In fact, despite business-community concerns that family leave would hurt productivity, a recent report on the situation in California from the Center for Economic and Policy research (CEPR) in Washington, DC, found that fear unrealized. Roughly 90 percent of businesses surveyed as part of CEPR’s Leaves That Pay report said that paid family leave either had no impact or a positive impact on productivity, performance, turnover and morale. nor did it result in companies being short-staffed: only about 6 percent of employees took off each year. In California, 60 percent of employers surveyed said they saved money because employees used state family leave instead of employer-aid sick leave, vacation time or disability benefits, according to CEPR.
More states are beginning to follow suit. Washington State passed paid-family-leave legislation in 2007 (although it has yet to be implemented); and Massachusetts, New Hampshire, New York and Oregon each have had similar measures under consideration in recent years. How does your state fare?
The National Partnership for Women and Families has long been pressing for Paid Family Medical Leave. They have started a petition in conjunction with Working Mother to push for paid family medical leave. While this may be an uphill battle, it is a battle that can be won. Yet, it will only be won if people who are truly concerned and affected get involved.
To that end, Mamas on Bedrest & Beyond is joining in this battle and asking you mamas to do the same. Women who are prescribed bed rest during their pregnancies face unprecedented financial hardship. In the 2 years that Mamas on Bedrest & Beyond has existed, we have heard stories of women losing their jobs, losing their medical benefits, inability to meet monthly financial obligations, home foreclosures and bankruptcy. Paid Parental Leave laws could alleviate much of this financial strain and enable mamas on bed rest to focus on taking care of their health and the health of their unborn babies. We are asking that you please take a moment and sign the petition. Contact your legislators and share your stories. Mamas on Bedrest, you more than many other women know the challenges and difficulties associated with not being paid while on maternity leave. Lift your voices! Help us win the battle!!
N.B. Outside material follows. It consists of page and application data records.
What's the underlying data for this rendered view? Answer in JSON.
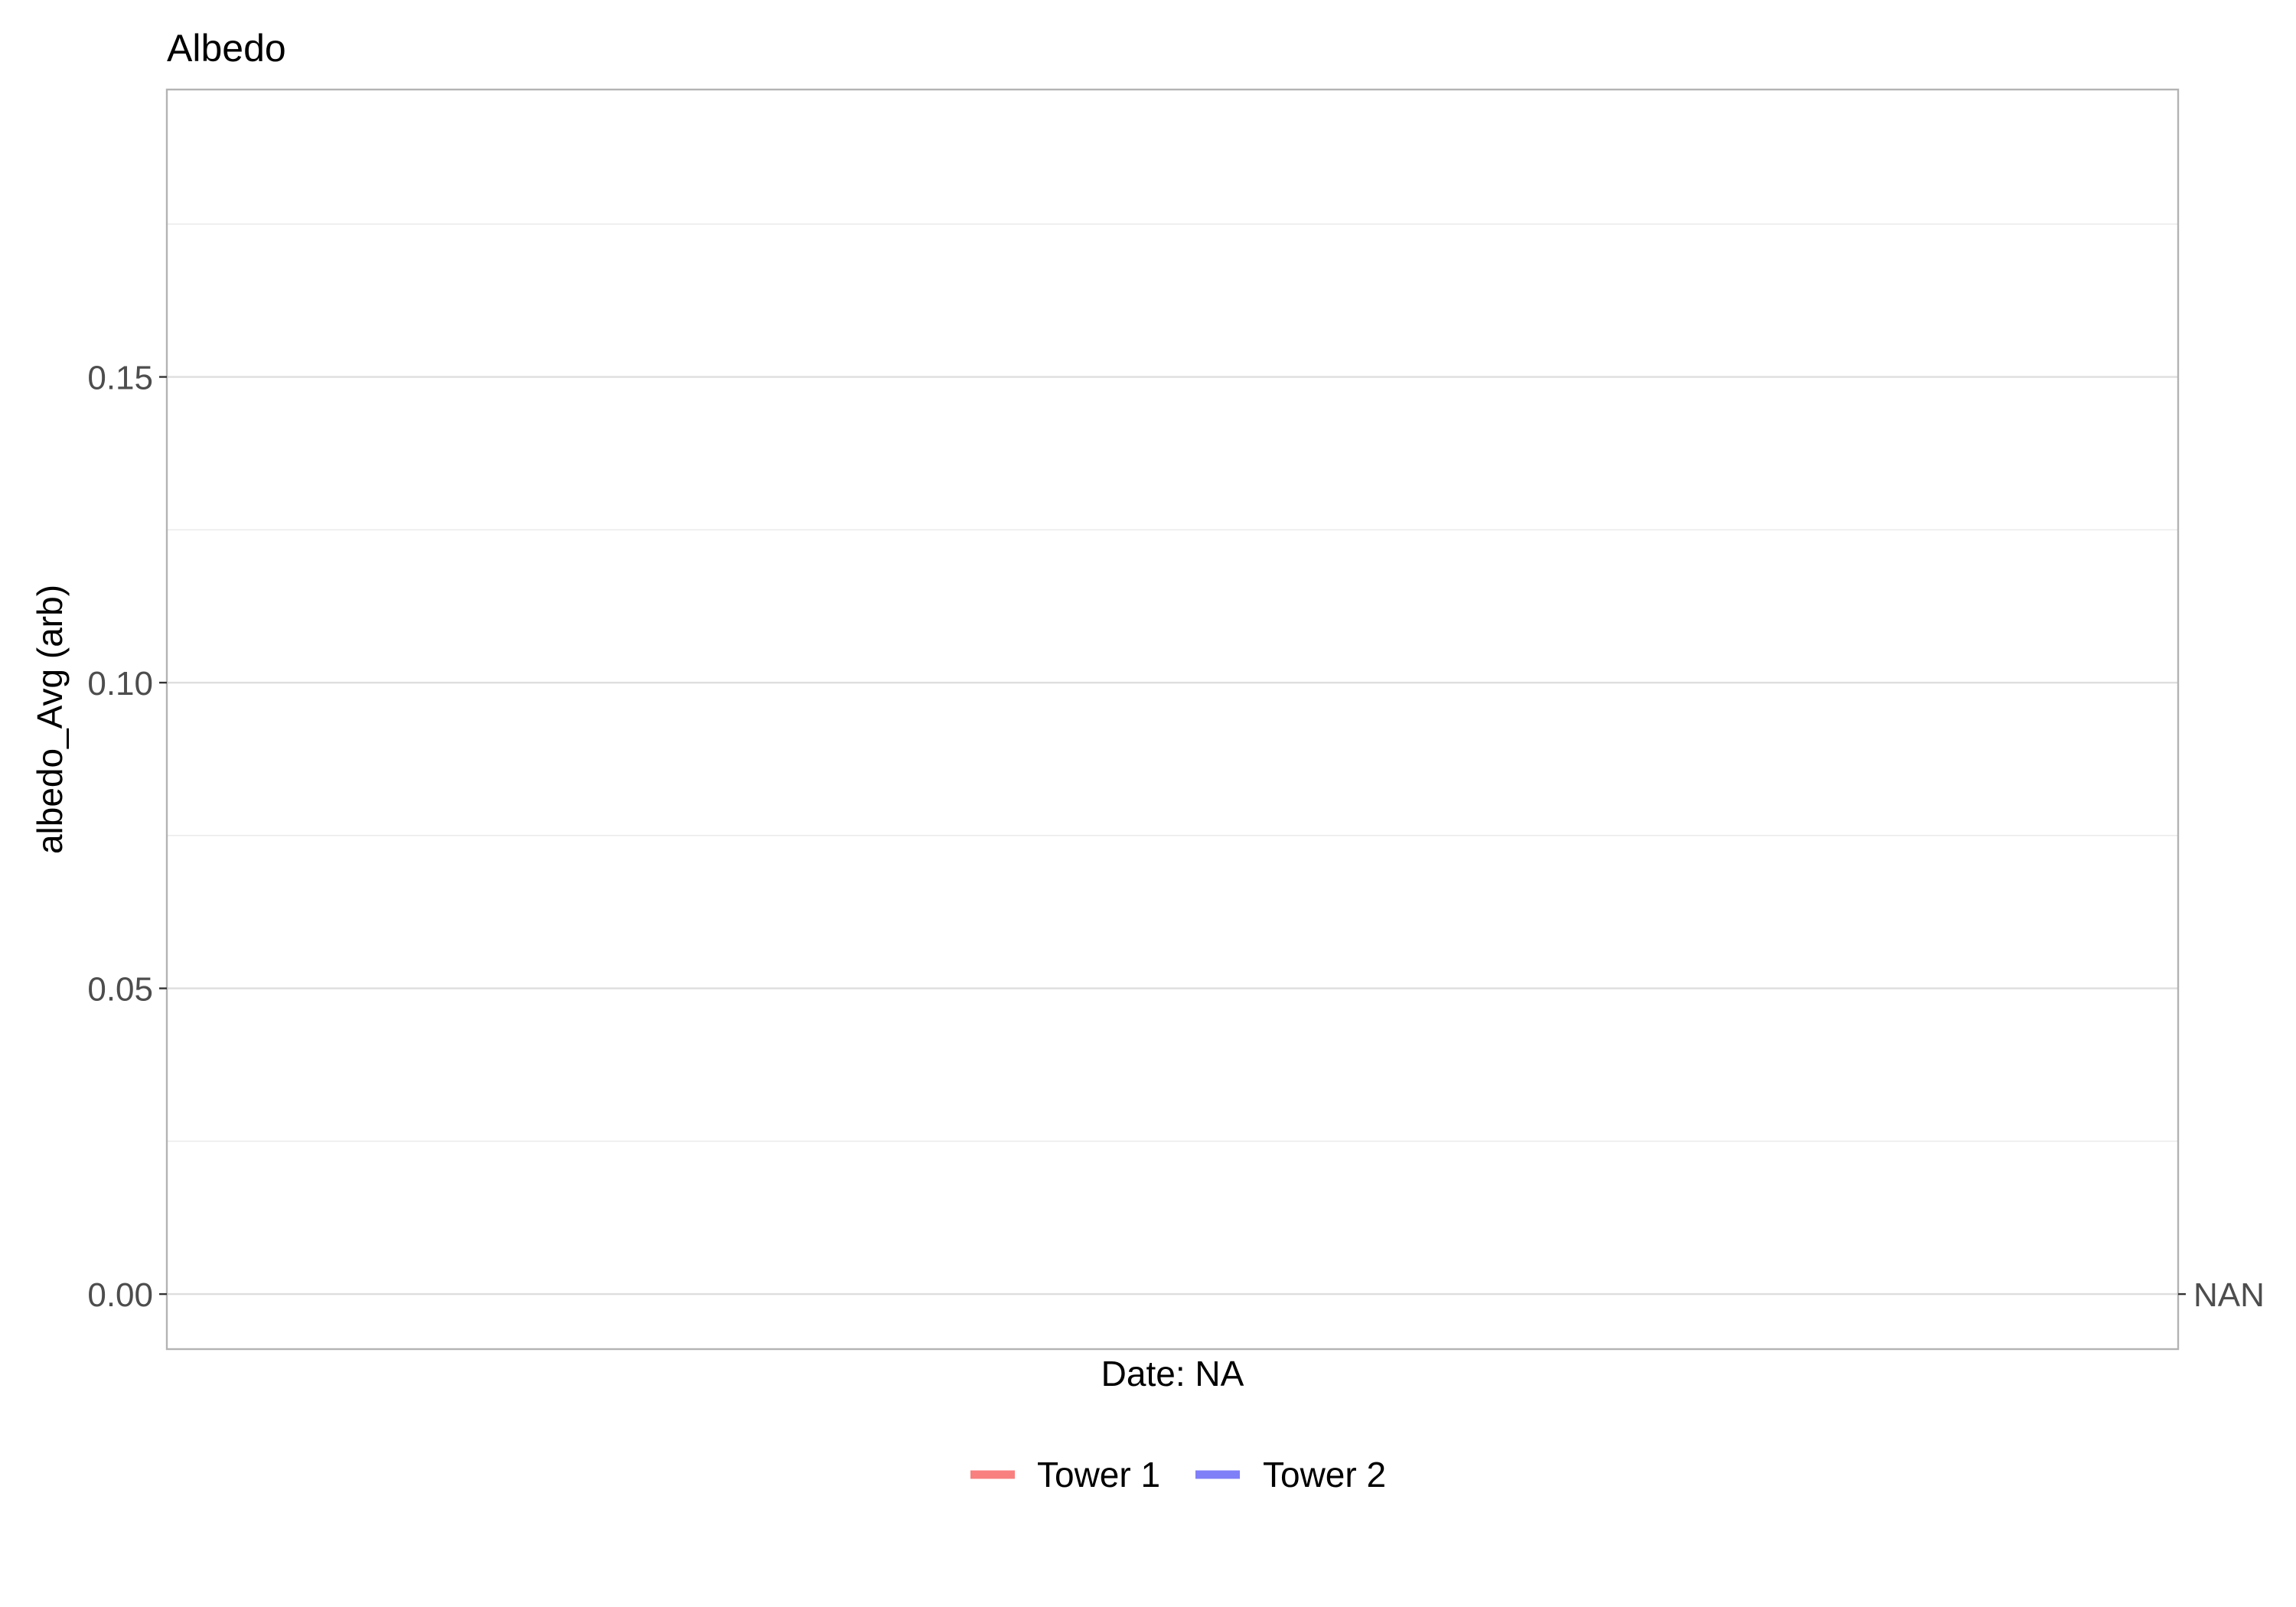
{
  "chart_data": {
    "type": "line",
    "title": "Albedo",
    "xlabel": "Date: NA",
    "ylabel": "albedo_Avg (arb)",
    "ylim": [
      -0.009,
      0.197
    ],
    "y_ticks": [
      {
        "value": 0.0,
        "label": "0.00"
      },
      {
        "value": 0.05,
        "label": "0.05"
      },
      {
        "value": 0.1,
        "label": "0.10"
      },
      {
        "value": 0.15,
        "label": "0.15"
      }
    ],
    "y_minor_ticks": [
      0.025,
      0.075,
      0.125,
      0.175
    ],
    "secondary_axis_tick": {
      "value": 0.0,
      "label": "NAN"
    },
    "grid": true,
    "legend_position": "bottom",
    "series": [
      {
        "name": "Tower 1",
        "color": "#f8807f",
        "values": []
      },
      {
        "name": "Tower 2",
        "color": "#7f7ff8",
        "values": []
      }
    ]
  }
}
Join the discussion. Post your comments and maternity leave stories below in our comments section. The more awareness we can raise, the better!! We will also be discussing this issue on our Facebook Page and on Twitter (follow us, @mamasonbedrest)
Working Mother: Everyone But U.S.: The State of Maternity Leave
The National Partnership for Women and Families and Working Mother Paid Family Leave Petition
Mamas on Bedrest, do you have hip and/or low back pain? Wanna know how to gently stretch your hips? Join Bedrest Coach Darline Turner-Lee this Wednesday, September 28th for a FREE demo of Bedrest Fitness. What will be presented? Take a look below for a sample. Darline shows a simple hip stretch done while in bed utilizing pillows and a bath towel. The Webinar is this Wednesday, September 28, 9:15-10:15 am CT. And it’s completely free. All you’ll need to participate are some pillows, a bath towel and you-in bed!To get the login details, e-mail email@example.com.